◆ Activity
Write the records out exactly as they read, but not the pictures.

___ Data to use

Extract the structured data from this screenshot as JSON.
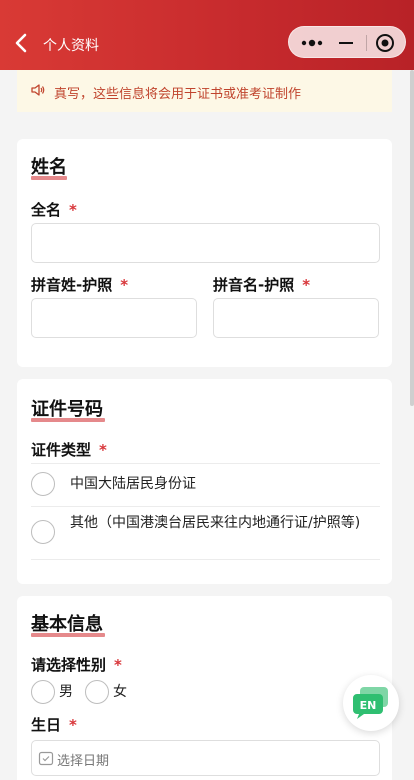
{
  "header": {
    "title": "个人资料"
  },
  "notice": {
    "text": "真写，这些信息将会用于证书或准考证制作"
  },
  "name_section": {
    "title": "姓名",
    "full_name_label": "全名",
    "pinyin_surname_label": "拼音姓-护照",
    "pinyin_given_label": "拼音名-护照",
    "required_mark": "*"
  },
  "id_section": {
    "title": "证件号码",
    "type_label": "证件类型",
    "options": [
      "中国大陆居民身份证",
      "其他（中国港澳台居民来往内地通行证/护照等)"
    ]
  },
  "basic_section": {
    "title": "基本信息",
    "gender_label": "请选择性别",
    "gender_options": [
      "男",
      "女"
    ],
    "birthday_label": "生日",
    "birthday_placeholder": "选择日期"
  },
  "fab": {
    "text": "EN"
  },
  "colors": {
    "header": "#c62a2d",
    "accent": "#d8363a",
    "underline": "#e5898b",
    "notice_bg": "#fdf8e6"
  },
  "icons": [
    "chevron-left-icon",
    "more-dots-icon",
    "minimize-icon",
    "close-target-icon",
    "speaker-icon",
    "calendar-icon",
    "chat-bubble-icon"
  ]
}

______

◆ Exercise solution
Extract the structured data from this screenshot as JSON.
{
  "header": {
    "title": "个人资料"
  },
  "notice": {
    "text": "真写，这些信息将会用于证书或准考证制作"
  },
  "name_section": {
    "title": "姓名",
    "full_name_label": "全名",
    "pinyin_surname_label": "拼音姓-护照",
    "pinyin_given_label": "拼音名-护照",
    "required_mark": "*"
  },
  "id_section": {
    "title": "证件号码",
    "type_label": "证件类型",
    "options": [
      "中国大陆居民身份证",
      "其他（中国港澳台居民来往内地通行证/护照等)"
    ]
  },
  "basic_section": {
    "title": "基本信息",
    "gender_label": "请选择性别",
    "gender_options": [
      "男",
      "女"
    ],
    "birthday_label": "生日",
    "birthday_placeholder": "选择日期"
  },
  "fab": {
    "text": "EN"
  },
  "colors": {
    "header": "#c62a2d",
    "accent": "#d8363a",
    "underline": "#e5898b",
    "notice_bg": "#fdf8e6"
  },
  "icons": [
    "chevron-left-icon",
    "more-dots-icon",
    "minimize-icon",
    "close-target-icon",
    "speaker-icon",
    "calendar-icon",
    "chat-bubble-icon"
  ]
}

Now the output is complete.